Grudin warns that, “Creativity is dangerous. We cannot open ourselves to new insight without endangering the security of prior assumptions. Creative achievement”—and that’s what I believe all of us Idea People are all about — “Creative achievement is… an adventure. It’s pleasure is not the comfort of the safe harbor, but the thrill of the reaching sail.”

So onward we sail.

Tim goes on to discuss the problem of A.I. and automation stealing our jobs, and then his simple premise that rather than resist and fight it, we should learn how to enhance our own creativity using these new tools..

So I’m curious — what if you editors, you publishers, writers and designers thought of yourselves as technologists? How might your product evolve, what new products would emerge — from curious Idea People seeking to apply the benefits of AI to the sustained, periodic shipment of words, images and motion to subscribers?

I must admit I am not a scientist. I am not a software developer. I can’t spool up an artificial intelligence on Amazon Web Services. But I can ask questions and I can learn. In learning about AI and automation I’ve found I am not afraid of the future of Idea People. I’m bullish on our abilities to derive opportunity from the evolution of technology.

I believe the long term, passionate, purposeful thinkers in this room will discover unique, robust and profitable ways to benefit from automation and artificial intelligence. If we remain curious.

I think this is cogent advice for anyone in the creative industry or a role that requires any semblance of problem solving. Embracing emerging technology and learning to use it today pays long-term dividends.

Don’t fight the A.I. Become it’s master. 

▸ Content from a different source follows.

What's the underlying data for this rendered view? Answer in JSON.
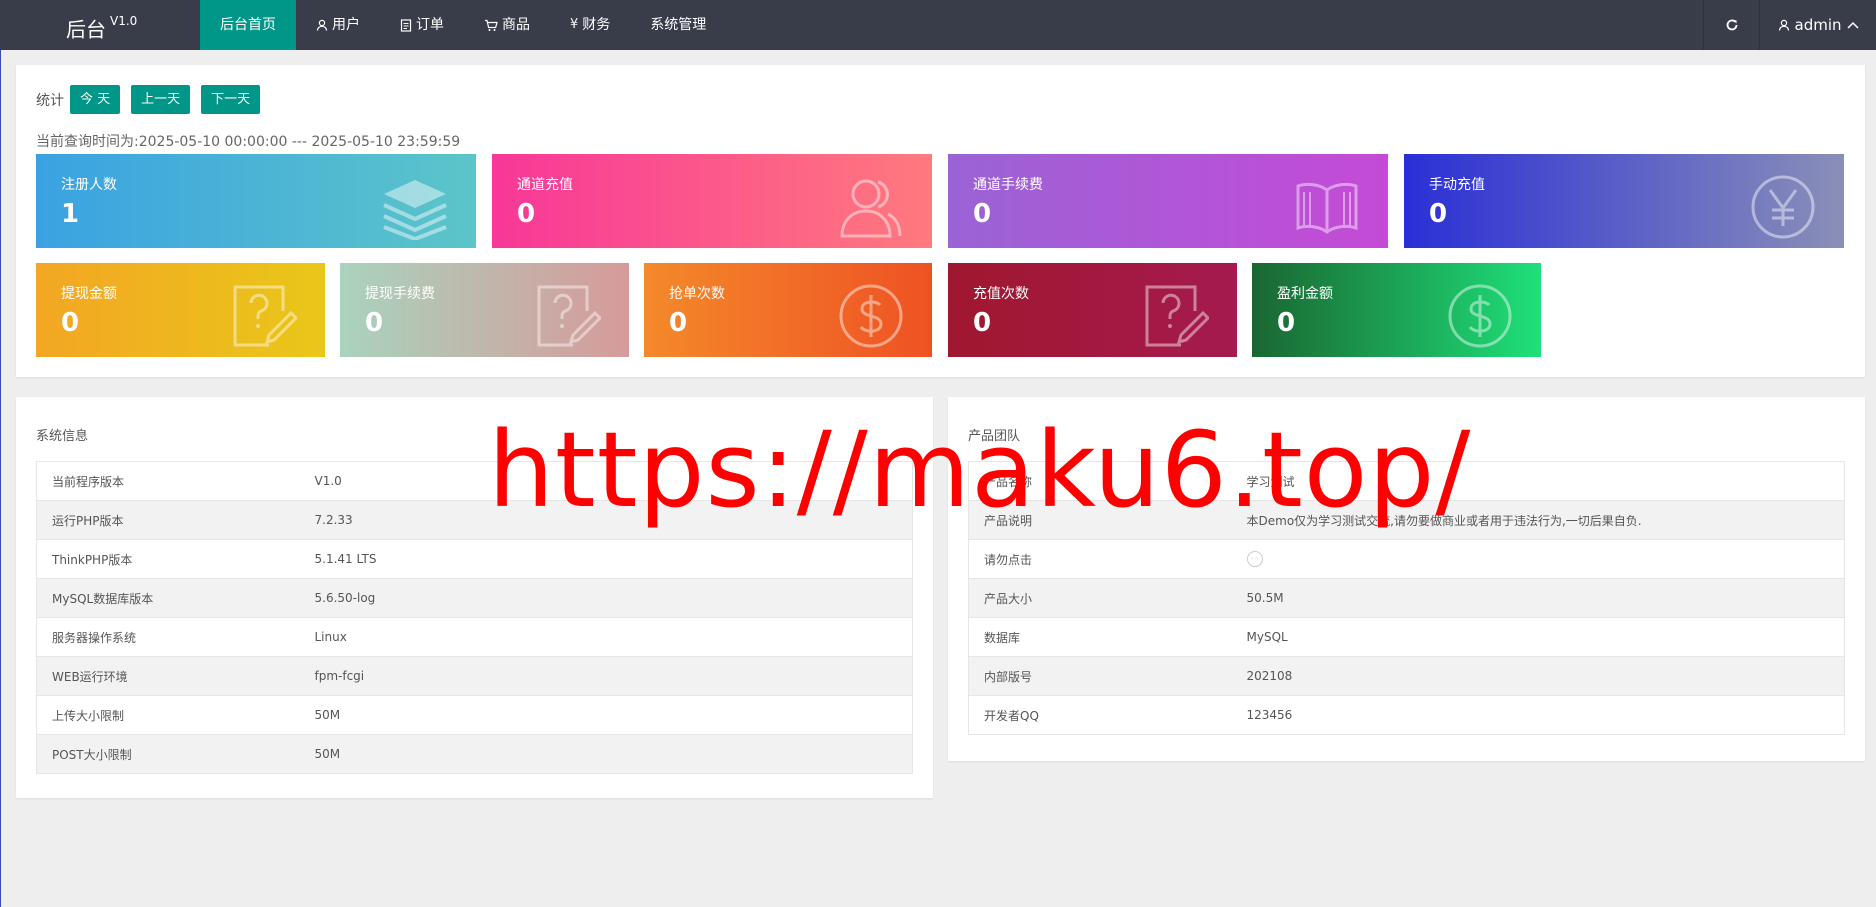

“The AI neither hates you, nor loves you, but you are made out of atoms that it can use for something else.”

–Eliezer Yudkowsky, A.I. theorist